Anyway, it was that 1991 collection where I decided I really needed to find out more about these guys, thus starting my journey down the slippery slope to fanatic.
You see, my serious collector bug kicked in and, not being satisfied with albums alone, I started buying singles to get B-sides, rare edits, live tracks, and so on. (What? Six different “Jesus He Knows Me”singles with marginally different track listings to get different “I Can’t Dance” remixes? No problem!) Yes, it’s collecting. Not a sickness. I’m perfectly fine. Just leave me alone while I rock back and forth…
So one night Woody and I end up in a record shop in Wollongong, NSW after a radio station contest. I saw “No Son Of Mine” bundled with a new “I Can’t Dance” single. Of course, I already had a copy of “No Son Of Mine,” but I had to have that “I Can’t Dance” single! It had an unreleased B-side! I must have it!
Single verily purchased, we head home and frantically put on the new disc to hear the unreleased track, called “On The Shoreline.” Its intro has some interesting sounds (including a reuse of the “elephant” sound from “No Son Of Mine”) and then the music really kicks in. I was hooked after the first few notes.
They had skipped over this to include “Hold On My Heart” on the album?
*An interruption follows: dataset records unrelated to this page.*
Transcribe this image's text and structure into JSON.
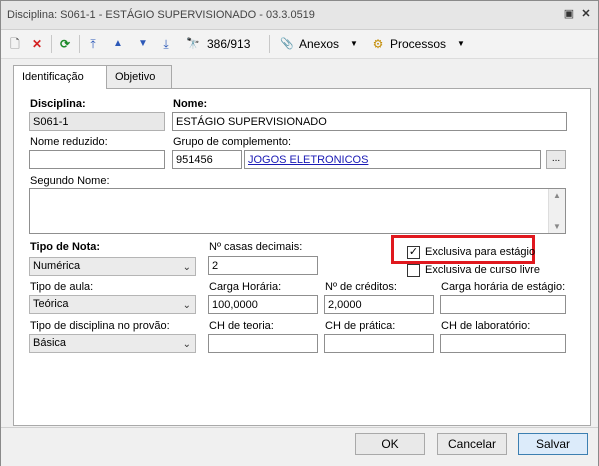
{
  "window": {
    "title": "Disciplina: S061-1 - ESTÁGIO SUPERVISIONADO - 03.3.0519",
    "restore_glyph": "▣",
    "close_glyph": "✕"
  },
  "toolbar": {
    "new_glyph": "🗋",
    "delete_glyph": "✕",
    "refresh_glyph": "⟳",
    "first_glyph": "⤒",
    "prev_glyph": "▲",
    "next_glyph": "▼",
    "last_glyph": "⤓",
    "binoculars_glyph": "🔭",
    "record_counter": "386/913",
    "attach_glyph": "📎",
    "anexos_label": "Anexos",
    "processos_glyph": "⚙",
    "processos_label": "Processos",
    "dropdown_glyph": "▼"
  },
  "tabs": [
    "Identificação",
    "Objetivo"
  ],
  "form": {
    "disciplina_label": "Disciplina:",
    "disciplina_value": "S061-1",
    "nome_label": "Nome:",
    "nome_value": "ESTÁGIO SUPERVISIONADO",
    "nome_reduzido_label": "Nome reduzido:",
    "nome_reduzido_value": "",
    "grupo_label": "Grupo de complemento:",
    "grupo_code": "951456",
    "grupo_name": "JOGOS ELETRONICOS",
    "grupo_browse": "...",
    "segundo_nome_label": "Segundo Nome:",
    "segundo_nome_value": "",
    "tipo_nota_label": "Tipo de Nota:",
    "tipo_nota_value": "Numérica",
    "casas_decimais_label": "Nº casas decimais:",
    "casas_decimais_value": "2",
    "exclusiva_estagio_label": "Exclusiva para estágio",
    "exclusiva_estagio_checked": true,
    "exclusiva_curso_livre_label": "Exclusiva de curso livre",
    "exclusiva_curso_livre_checked": false,
    "tipo_aula_label": "Tipo de aula:",
    "tipo_aula_value": "Teórica",
    "carga_horaria_label": "Carga Horária:",
    "carga_horaria_value": "100,0000",
    "creditos_label": "Nº de créditos:",
    "creditos_value": "2,0000",
    "carga_estagio_label": "Carga horária de estágio:",
    "carga_estagio_value": "",
    "tipo_provao_label": "Tipo de disciplina no provão:",
    "tipo_provao_value": "Básica",
    "ch_teoria_label": "CH de teoria:",
    "ch_teoria_value": "",
    "ch_pratica_label": "CH de prática:",
    "ch_pratica_value": "",
    "ch_laboratorio_label": "CH de laboratório:",
    "ch_laboratorio_value": "",
    "check_glyph": "✓",
    "select_arrow": "⌄",
    "scroll_up": "▲",
    "scroll_down": "▼"
  },
  "buttons": {
    "ok": "OK",
    "cancelar": "Cancelar",
    "salvar": "Salvar"
  },
  "colors": {
    "highlight": "#e0181e",
    "link": "#1a1ab5",
    "primary_border": "#3c7fb1"
  }
}
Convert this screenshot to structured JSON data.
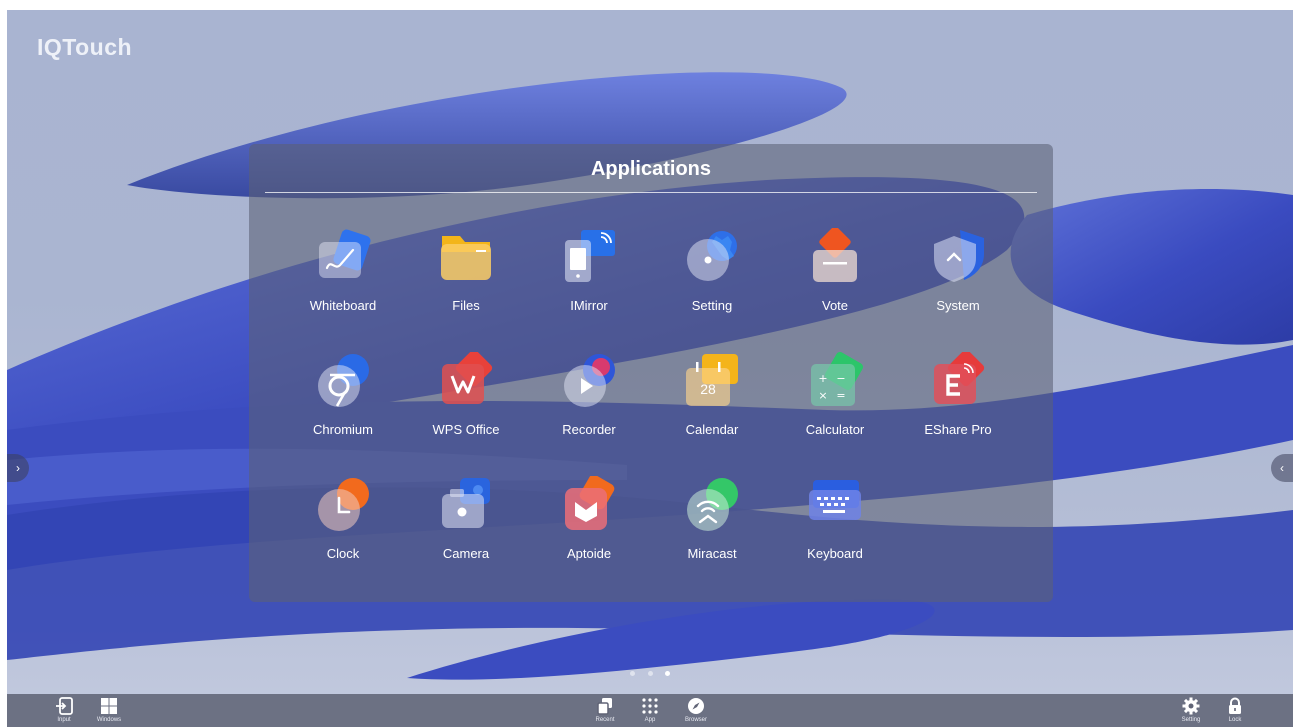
{
  "brand": {
    "logo_text": "IQTouch"
  },
  "panel": {
    "title": "Applications",
    "apps": [
      {
        "label": "Whiteboard",
        "icon": "whiteboard-icon"
      },
      {
        "label": "Files",
        "icon": "folder-icon"
      },
      {
        "label": "IMirror",
        "icon": "screen-mirror-icon"
      },
      {
        "label": "Setting",
        "icon": "gear-icon"
      },
      {
        "label": "Vote",
        "icon": "ballot-box-icon"
      },
      {
        "label": "System",
        "icon": "shield-icon"
      },
      {
        "label": "Chromium",
        "icon": "chromium-icon"
      },
      {
        "label": "WPS Office",
        "icon": "wps-office-icon"
      },
      {
        "label": "Recorder",
        "icon": "record-play-icon"
      },
      {
        "label": "Calendar",
        "icon": "calendar-icon",
        "badge": "28"
      },
      {
        "label": "Calculator",
        "icon": "calculator-icon"
      },
      {
        "label": "EShare Pro",
        "icon": "eshare-icon"
      },
      {
        "label": "Clock",
        "icon": "clock-icon"
      },
      {
        "label": "Camera",
        "icon": "camera-icon"
      },
      {
        "label": "Aptoide",
        "icon": "aptoide-icon"
      },
      {
        "label": "Miracast",
        "icon": "miracast-icon"
      },
      {
        "label": "Keyboard",
        "icon": "keyboard-icon"
      }
    ]
  },
  "pagination": {
    "pages": 3,
    "current": 3
  },
  "taskbar": {
    "left": [
      {
        "label": "Input",
        "icon": "input-source-icon"
      },
      {
        "label": "Windows",
        "icon": "windows-icon"
      }
    ],
    "center": [
      {
        "label": "Recent",
        "icon": "recent-apps-icon"
      },
      {
        "label": "App",
        "icon": "app-grid-icon"
      },
      {
        "label": "Browser",
        "icon": "compass-icon"
      }
    ],
    "right": [
      {
        "label": "Setting",
        "icon": "gear-icon"
      },
      {
        "label": "Lock",
        "icon": "lock-icon"
      }
    ]
  },
  "side_handles": {
    "left_glyph": "›",
    "right_glyph": "‹"
  },
  "colors": {
    "accent_blue": "#3d4fc4",
    "panel_overlay": "#5c6076",
    "taskbar": "#606476"
  }
}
What? Seriously, I had to have been thrown into an alternate universe where Mr. Spock has a beard and Phil, Mike, and Tony have lost their minds. (Yes, a Star Trek reference. The geekdom spreads…)
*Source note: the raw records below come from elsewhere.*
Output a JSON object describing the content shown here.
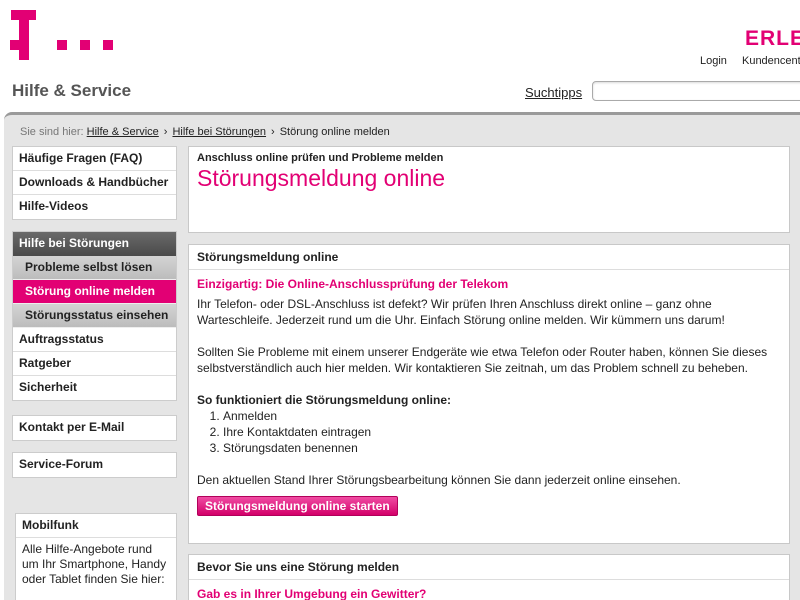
{
  "header": {
    "logo": "T · · ·",
    "slogan": "ERLEB",
    "links": [
      "Login",
      "Kundencenter"
    ],
    "brand": "Hilfe & Service",
    "search_link": "Suchtipps",
    "search_placeholder": ""
  },
  "breadcrumb": {
    "prefix": "Sie sind hier:",
    "items": [
      "Hilfe & Service",
      "Hilfe bei Störungen"
    ],
    "current": "Störung online melden"
  },
  "sidebar": {
    "group1": [
      "Häufige Fragen (FAQ)",
      "Downloads & Handbücher",
      "Hilfe-Videos"
    ],
    "group2_head": "Hilfe bei Störungen",
    "group2_subs": [
      "Probleme selbst lösen",
      "Störung online melden",
      "Störungsstatus einsehen"
    ],
    "group2_items": [
      "Auftragsstatus",
      "Ratgeber",
      "Sicherheit"
    ],
    "contact": "Kontakt per E-Mail",
    "forum": "Service-Forum",
    "mobilfunk_title": "Mobilfunk",
    "mobilfunk_text": "Alle Hilfe-Angebote rund um Ihr Smartphone, Handy oder Tablet finden Sie hier:"
  },
  "content": {
    "top_small": "Anschluss online prüfen und Probleme melden",
    "top_title": "Störungsmeldung online",
    "panel2_head": "Störungsmeldung online",
    "highlight": "Einzigartig: Die Online-Anschlussprüfung der Telekom",
    "para1": "Ihr Telefon- oder DSL-Anschluss ist defekt? Wir prüfen Ihren Anschluss direkt online – ganz ohne Warteschleife. Jederzeit rund um die Uhr. Einfach Störung online melden. Wir kümmern uns darum!",
    "para2": "Sollten Sie Probleme mit einem unserer Endgeräte wie etwa Telefon oder Router haben, können Sie dieses selbstverständlich auch hier melden. Wir kontaktieren Sie zeitnah, um das Problem schnell zu beheben.",
    "steps_title": "So funktioniert die Störungsmeldung online:",
    "steps": [
      "Anmelden",
      "Ihre Kontaktdaten eintragen",
      "Störungsdaten benennen"
    ],
    "para3": "Den aktuellen Stand Ihrer Störungsbearbeitung können Sie dann jederzeit online einsehen.",
    "button": "Störungsmeldung online starten",
    "panel3_head": "Bevor Sie uns eine Störung melden",
    "panel3_sub": "Gab es in Ihrer Umgebung ein Gewitter?"
  },
  "colors": {
    "brand": "#e20074"
  }
}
It didn’t (and still doesn’t) make sense. But then, they’d done the same thing with “Feeding The Fire” and “Do The Neurotic” on Invisible Touch, too, so I guess they’re not infallible. (Seriously, try to track down those tunes, too. Great stuff.)
Twenty-two years later (ouch, I can’t believe I just typed that), “On The Shoreline” still ranks very high on my list of favorite Genesis songs. And, the fact that it never got a proper album release means that it’s virtually unknown outside of the serious Genesis fan community. So, if you randomly came up to me on the street and said “Hey, I really like this Genesis song called ‘On The Shoreline'” I would immediately have some affinity for you. (Assuming you truly liked it weren’t saying that only because you’d read this post.) And thus, its placement in today’s challenge post.
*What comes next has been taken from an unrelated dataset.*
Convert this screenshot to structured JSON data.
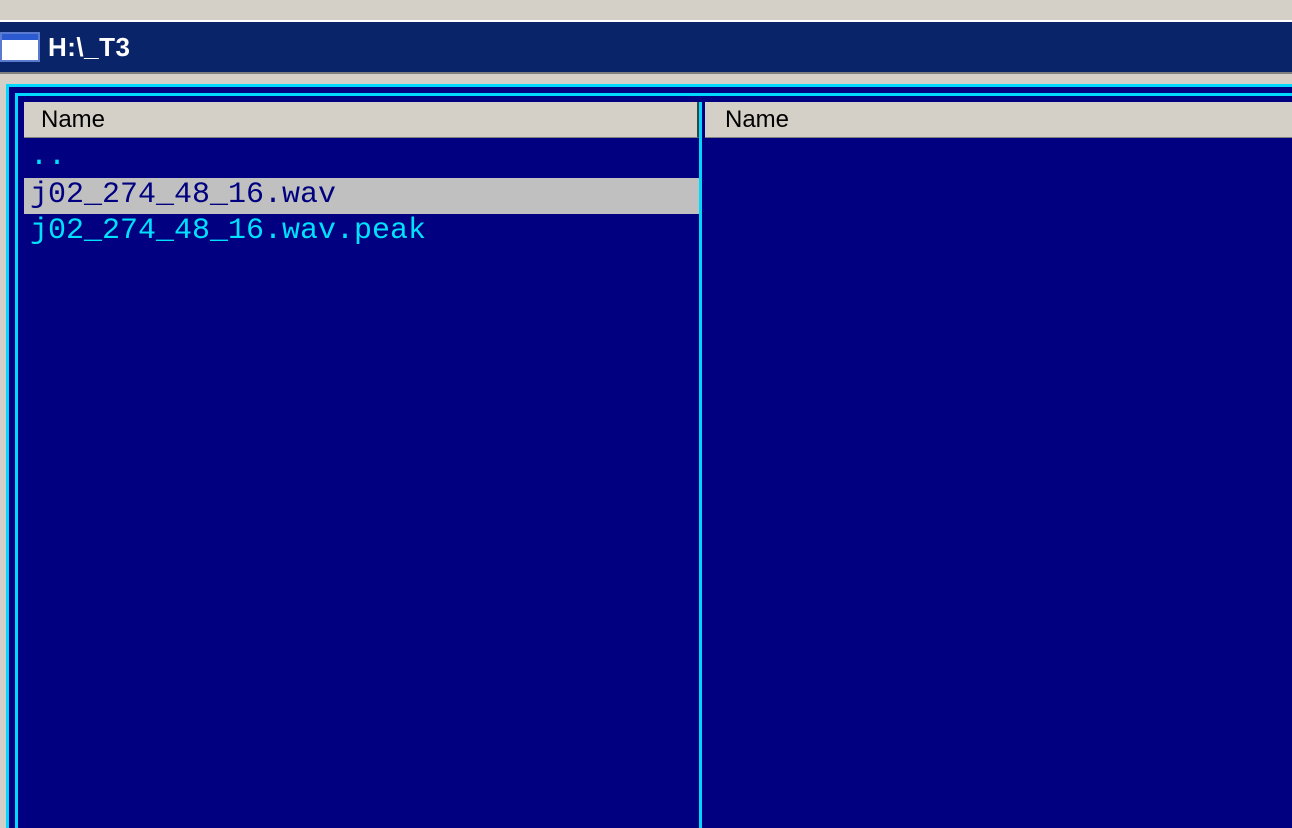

Incidentally, I learned later that it was left off because Mike Rutherford thought “On The Shoreline” sounded like something they’d done before. Mike has always been my least favorite band member, and that didn’t help his standing. Years after that I had an epiphany listening to “Another Record” from Abacab. I can’t confirm this, but the dual chord grouping in each song seems to suggests, at least to me, that Mike may have been thinking of that song.
So, to summarize: “Hold On My Heart” bad. “On The Shoreline” good. You are interested in 80s Genesis output. Find me on the street and make a new friend. Return tomorrow for another post.